### GIVEN ENTRIES
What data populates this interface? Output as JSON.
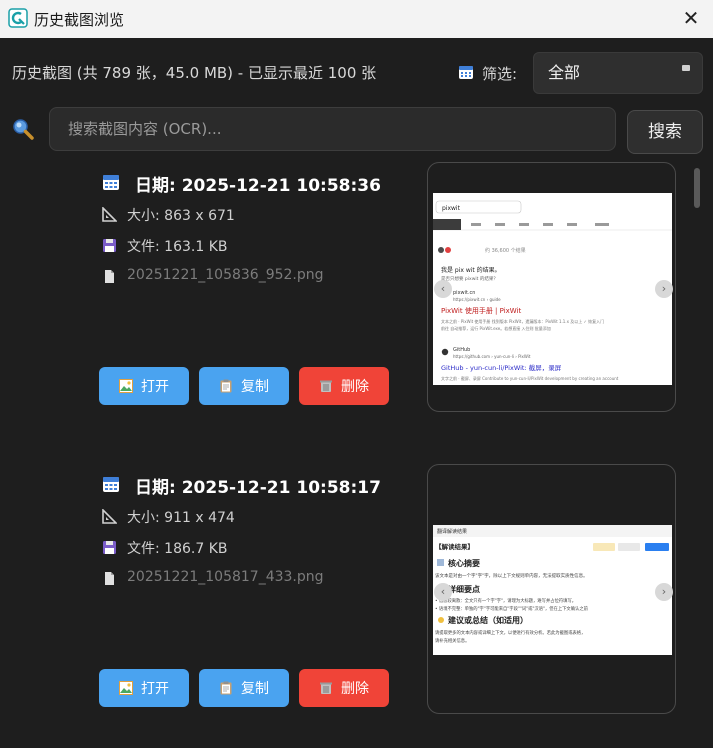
{
  "window": {
    "title": "历史截图浏览",
    "close_glyph": "✕"
  },
  "header": {
    "summary": "历史截图 (共 789 张，45.0 MB) - 已显示最近 100 张",
    "filter_label": "筛选:",
    "filter_value": "全部"
  },
  "search": {
    "placeholder": "搜索截图内容 (OCR)...",
    "button_label": "搜索"
  },
  "cards": [
    {
      "date": "日期: 2025-12-21 10:58:36",
      "size": "大小: 863 x 671",
      "file_size": "文件: 163.1 KB",
      "file_name": "20251221_105836_952.png",
      "open_label": "打开",
      "copy_label": "复制",
      "delete_label": "删除"
    },
    {
      "date": "日期: 2025-12-21 10:58:17",
      "size": "大小: 911 x 474",
      "file_size": "文件: 186.7 KB",
      "file_name": "20251221_105817_433.png",
      "open_label": "打开",
      "copy_label": "复制",
      "delete_label": "删除"
    }
  ],
  "thumb1": {
    "query": "pixwit",
    "result_count": "约 36,600 个结果",
    "ai_text": "我是 pix wit 的结果。",
    "ai_sub": "是否只想要 pixwit 的结果？",
    "site1": "pixwit.cn",
    "url1": "https://pixwit.cn › guide",
    "link1": "PixWit 使用手册 | PixWit",
    "desc1": "文本之前 · PixWit 使用手册 找到版本 PixWit，遗漏版本：PixWit 1.1.x 及以上 ✓ 恢复入门",
    "desc1b": "前往 自动推荐，运行 PixWit.exe。若想直接 入住则 批量添加",
    "site2": "GitHub",
    "url2": "https://github.com › yun-cun-li › PixWit",
    "link2": "GitHub - yun-cun-li/PixWit: 截屏，录屏",
    "desc2": "文字之前 · 截屏、录屏 Contribute to yun-cun-li/PixWit development by creating an account"
  },
  "thumb2": {
    "header": "翻译解读结果",
    "section_title": "【解读结果】",
    "h1": "核心摘要",
    "p1": "该文本是对由一个字\"字\"字，除以上下文规则单内容，无法提取实质性信息。",
    "h2": "详细要点",
    "p2a": "• 信息较离散：全文只有一个字\"字\"，请理为大标题，难写并占位符填写。",
    "p2b": "• 语境不完整：单独的\"字\"字可能来自\"字段\"\"词\"或\"汉语\"，但在上下文确认之前",
    "h3": "建议或总结（如适用）",
    "p3": "请提取更多的文本内容或详细上下文，以便进行有效分析。若此为截图或表格，",
    "p3b": "请补充相关信息。"
  }
}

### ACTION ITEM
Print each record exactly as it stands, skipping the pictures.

### RESPONSE TO THE EXERCISE
What data populates this interface? Output as JSON.
{
  "window": {
    "title": "历史截图浏览",
    "close_glyph": "✕"
  },
  "header": {
    "summary": "历史截图 (共 789 张，45.0 MB) - 已显示最近 100 张",
    "filter_label": "筛选:",
    "filter_value": "全部"
  },
  "search": {
    "placeholder": "搜索截图内容 (OCR)...",
    "button_label": "搜索"
  },
  "cards": [
    {
      "date": "日期: 2025-12-21 10:58:36",
      "size": "大小: 863 x 671",
      "file_size": "文件: 163.1 KB",
      "file_name": "20251221_105836_952.png",
      "open_label": "打开",
      "copy_label": "复制",
      "delete_label": "删除"
    },
    {
      "date": "日期: 2025-12-21 10:58:17",
      "size": "大小: 911 x 474",
      "file_size": "文件: 186.7 KB",
      "file_name": "20251221_105817_433.png",
      "open_label": "打开",
      "copy_label": "复制",
      "delete_label": "删除"
    }
  ],
  "thumb1": {
    "query": "pixwit",
    "result_count": "约 36,600 个结果",
    "ai_text": "我是 pix wit 的结果。",
    "ai_sub": "是否只想要 pixwit 的结果？",
    "site1": "pixwit.cn",
    "url1": "https://pixwit.cn › guide",
    "link1": "PixWit 使用手册 | PixWit",
    "desc1": "文本之前 · PixWit 使用手册 找到版本 PixWit，遗漏版本：PixWit 1.1.x 及以上 ✓ 恢复入门",
    "desc1b": "前往 自动推荐，运行 PixWit.exe。若想直接 入住则 批量添加",
    "site2": "GitHub",
    "url2": "https://github.com › yun-cun-li › PixWit",
    "link2": "GitHub - yun-cun-li/PixWit: 截屏，录屏",
    "desc2": "文字之前 · 截屏、录屏 Contribute to yun-cun-li/PixWit development by creating an account"
  },
  "thumb2": {
    "header": "翻译解读结果",
    "section_title": "【解读结果】",
    "h1": "核心摘要",
    "p1": "该文本是对由一个字\"字\"字，除以上下文规则单内容，无法提取实质性信息。",
    "h2": "详细要点",
    "p2a": "• 信息较离散：全文只有一个字\"字\"，请理为大标题，难写并占位符填写。",
    "p2b": "• 语境不完整：单独的\"字\"字可能来自\"字段\"\"词\"或\"汉语\"，但在上下文确认之前",
    "h3": "建议或总结（如适用）",
    "p3": "请提取更多的文本内容或详细上下文，以便进行有效分析。若此为截图或表格，",
    "p3b": "请补充相关信息。"
  }
}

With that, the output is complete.